Just as we realised the chaotic scooters are actually all moving really slowly, Hanoi may initially appear to be an absolute maze, but is in actual fact highly organised and easy to navigate (the streets are clearly named and numbered). We did, however, still have difficulties finding somewhere to eat; my travelling companion was very anxious about food poisoning, to the point that we spent around an hour wandering around aimlessly…
I persuaded my friend that our best bet was to go wherever was busy (a guiding philosophy that I think is, as they go, pretty good when it comes to foreign food). Our first experience of Vietnamese food was ‘Bun Cha’; consisting of rice noodles, salad leaves, some kind of broth and pieces of grilled pork, we soon learnt that it was a DIY operation, using chopsticks to serve yourself from the main plates into our little bowls.
Struggling as we sat amongst the fumes and oppressive heat of a Hanoi Street, oh how I missed the Pad Thai of sleepy Chiang Mai!! In hindsight, my limited appetite definitely didn’t make the most of the popular ‘Bun Cha’. However, for 75K dong (just over £2), we could hardly complain!!
Squeezing in a cold shower (I was literally dripping with sweat minutes after leaving the hostel), we then headed to Hoàn Kiem Lake (which is relatively easy to find, in basically a straight line from Flipside hostel). It was nice to get at least a semblance of fresh air coming off the lake as well as some easy entertainment; a couple of students came up to us and asked if they could practise their English with us?! This seemed a bit weird to us, but the girls were really sweet (one of them recommended that I try egg coffee, which again sounded a bit strange…) and generally harmless.

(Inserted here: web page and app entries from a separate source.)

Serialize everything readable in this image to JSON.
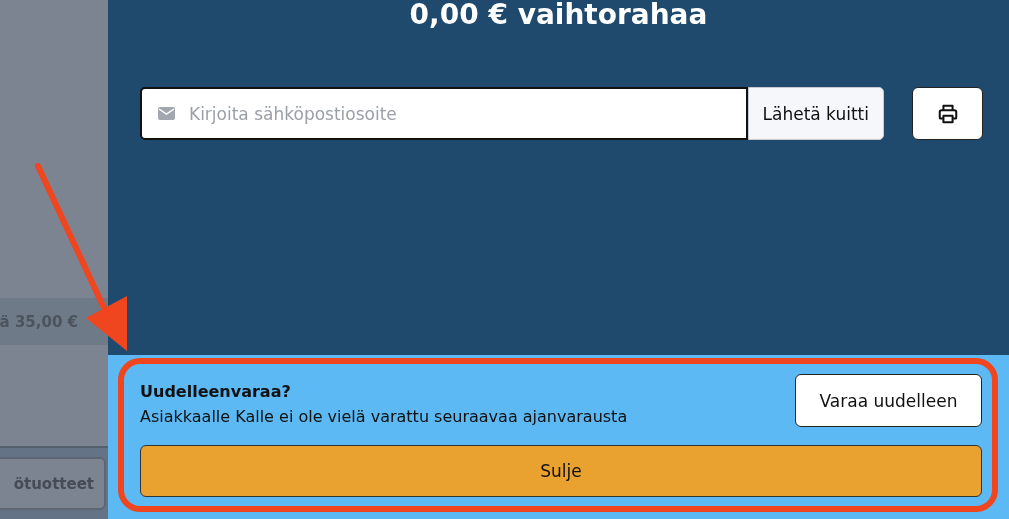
{
  "sidebar": {
    "total_row": "ä 35,00 €",
    "products_button": "ötuotteet"
  },
  "title": "0,00 € vaihtorahaa",
  "email": {
    "placeholder": "Kirjoita sähköpostiosoite",
    "send_button": "Lähetä kuitti"
  },
  "rebook": {
    "title": "Uudelleenvaraa?",
    "message": "Asiakkaalle Kalle ei ole vielä varattu seuraavaa ajanvarausta",
    "rebook_button": "Varaa uudelleen",
    "close_button": "Sulje",
    "highlighted": true
  }
}
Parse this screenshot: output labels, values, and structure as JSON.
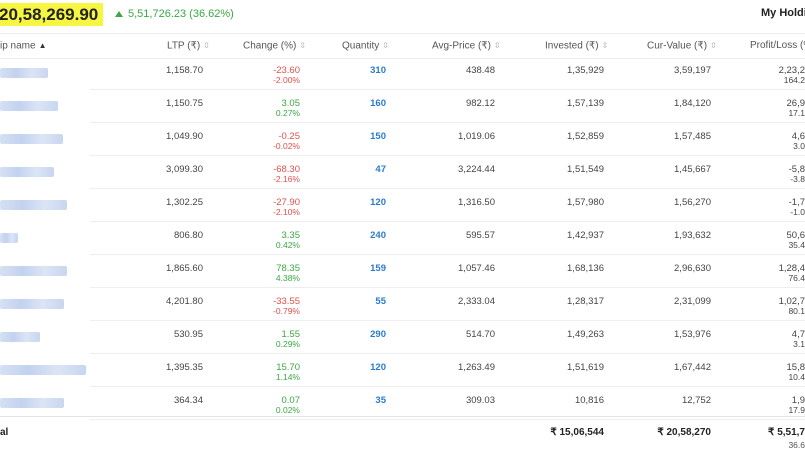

Hanoi is absolutely nuts. What I liked most was that it was EXACTLY how I had imagined a Vietnamese city; with scooters everywhere, a multitude of electrical cables crossing the sky like scars, thick fumes, women carrying baskets full of fruit to sell on the streets, it provides a constant bombardment of the senses!
My night took an unexpected turn, as my travelling companion explained to me how much she was hating South-East Asia. I had also found Hanoi a bit of a shock to the system, but she said it was making her physically sick- after we ordered some food, she left me alone in the rooftop bar to go to bed at 8pm?!
I decided that I had two options- either go to bed or try to make the most of my evening. Remembering the philosophy of one of my closest friends PG, “You don’t remember the nights you got lots of sleep”, I opted for the latter. Rather sheepishly approaching a group of four girls at the bar, explaining my situation and asking to sit with them, I was pleasantly surprised at how welcoming and sweet they were.
Part of the G Adventures Indochina tour, I loved hearing all of their adventures, and took them up on their offer to spend the evening out in Hanoi with them.
We went back down to the lake, where we saw a HUGE crowd watching some Vietnamese boy band perform on a temporary stage space. We then ordered some food and drinks in a nearby restaurant called “Flower”- it transpired that this was apparently the restaurant’s last day of business; almost nothing was in stock, and the waitress genuinely couldn’t have cared less! Still, 2 vodka lemonades and a bottle of water for the equivalent of £1 cannot be knocked!
Hitting what seemed to be Hanoi’s ‘Pub Street’, we pushed our way from a PACKED Street into an even busier tiny little bar! Seated on tiny plastic chairs outside the bar, we soaked up the atmosphere of night-time Hanoi; I think this was a turning point in me falling in love with the city.
Returning to Flipside for a few more drinks before going to bed, I was extremely grateful to the group that let me tag along for the evening! (I was also really proud of myself for being brave and turning my night around… thanks PG 😉 )